One of my first remembered dreams of 2013 was a word rather than an image, the word Palimpsest, the term to describe those old re-used vellum texts that have given scholars the delight of being able to research two texts in one.  I won’t deny that this past year’s fresh text has had its bumpy bits, its painful plot twists at times, but there has been so much light and love, there have been so many epiphanies and mountain views, so many new friends and thoughts and ideas.

(In these twelve nights of Yuletide, I have again been listening more acutely to my dreams.  So far, the thing that stands out most clearly is something vague about The Wild Boys of Raccoon Hollow.  I’m not feeling the spiritual depth of that one just yet.  I’ll keep listening.)

Thank you, Bright Ones, for sharing the journey, for reading my lines here and there.  I wish you many bright spots of sunlight on your path, and challenges enough to make you know your true strength.  Oh, and dreams that give you vision for the next step.

Gratitude List:
1.  This phrase that someone used today: “The intimate magic of motherhood.”  Isn’t that satisfying?
2.  Joseph Brodsky, and Alex Estes’ review of his “1-Jan-65” poem.  It enlivens the literary critic within me.
3.  Knowing my work.  Refining the vision.
4.  All that we have been and all that we will be, but mostly, who we are right in this exact moment.
5.  I have said it before, but it bears repeating on the cusp of the New Year: You.  Oh, Bright Ones, You.

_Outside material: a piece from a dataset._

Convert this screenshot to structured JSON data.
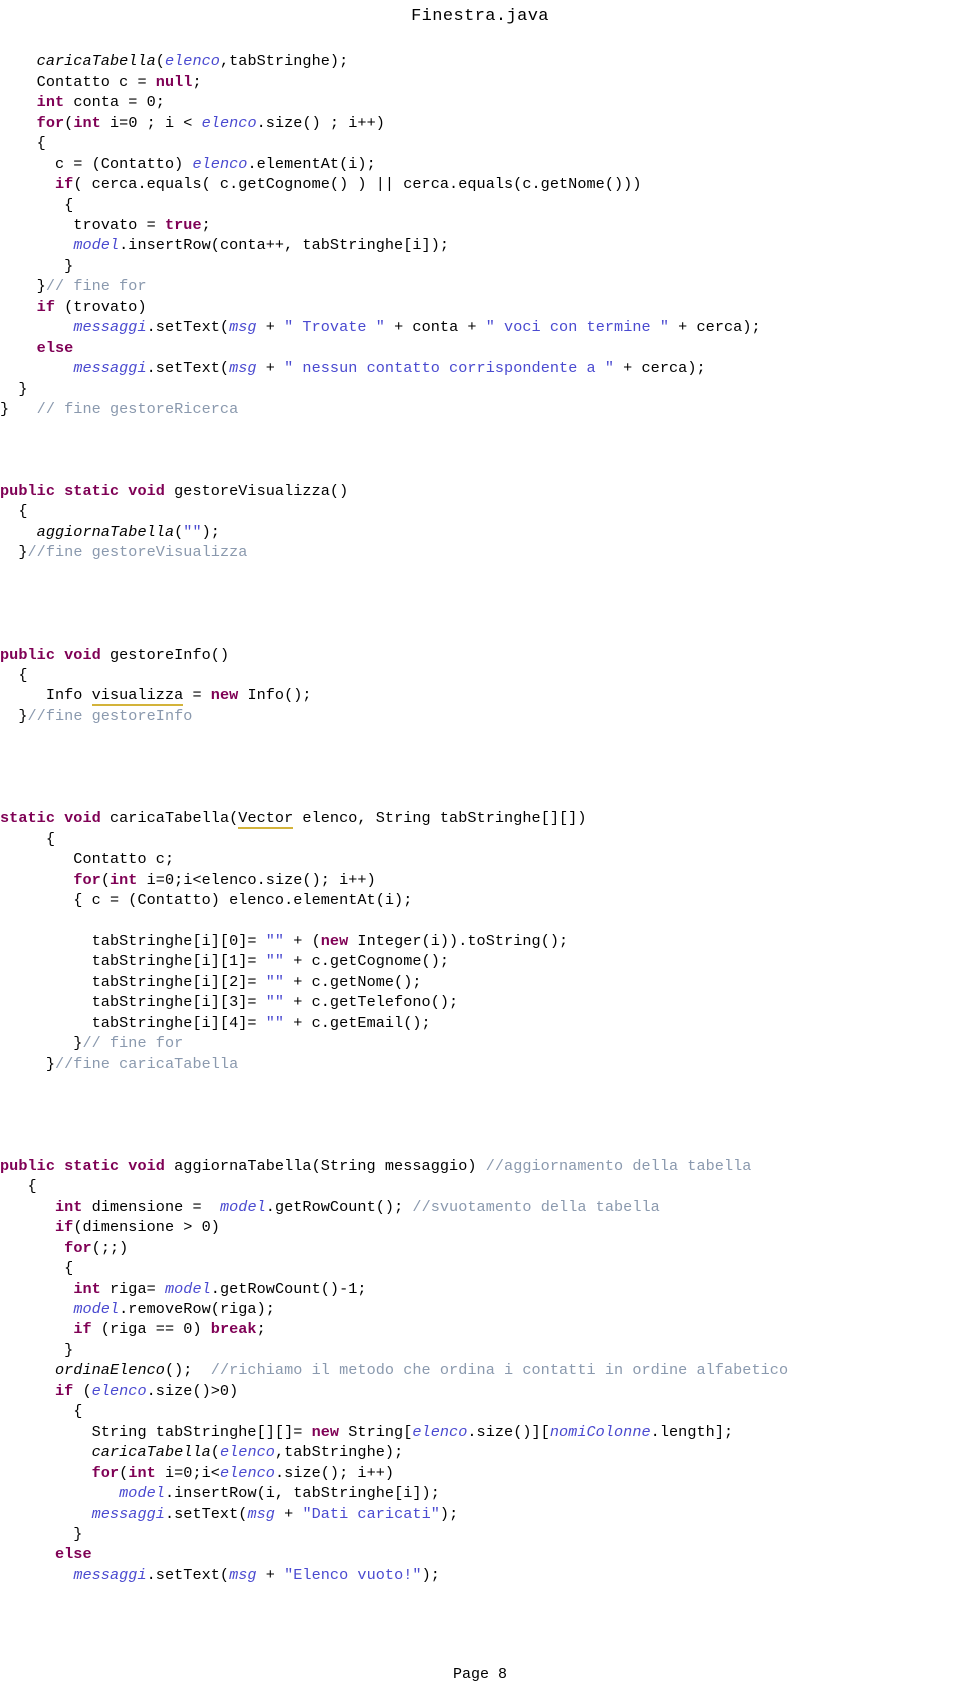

May we walk in Beauty!

All is Well

<Prompt 28: Write a Bird Poem>

Laughter hovers like a bird
in the listening air around us.
Chuckles like feathers
float around the room,
and all is well for this breath.
And for this one.

The air crackles and rustles
with the winged ones watching.
And all is well.
All is well for this moment.


Gratitude List:
1.  You.  Just You.
2.  Because how knowing you makes me be a better me.
3.  Because you make me see colors and hear sounds and taste flavors that I wouldn’t have understood without you.
4.  Because you make sense of things that I can’t make sense of.
5.  Because you ask the right questions, and don’t always have the answers, but sometimes you do.

May we walk together in Beauty.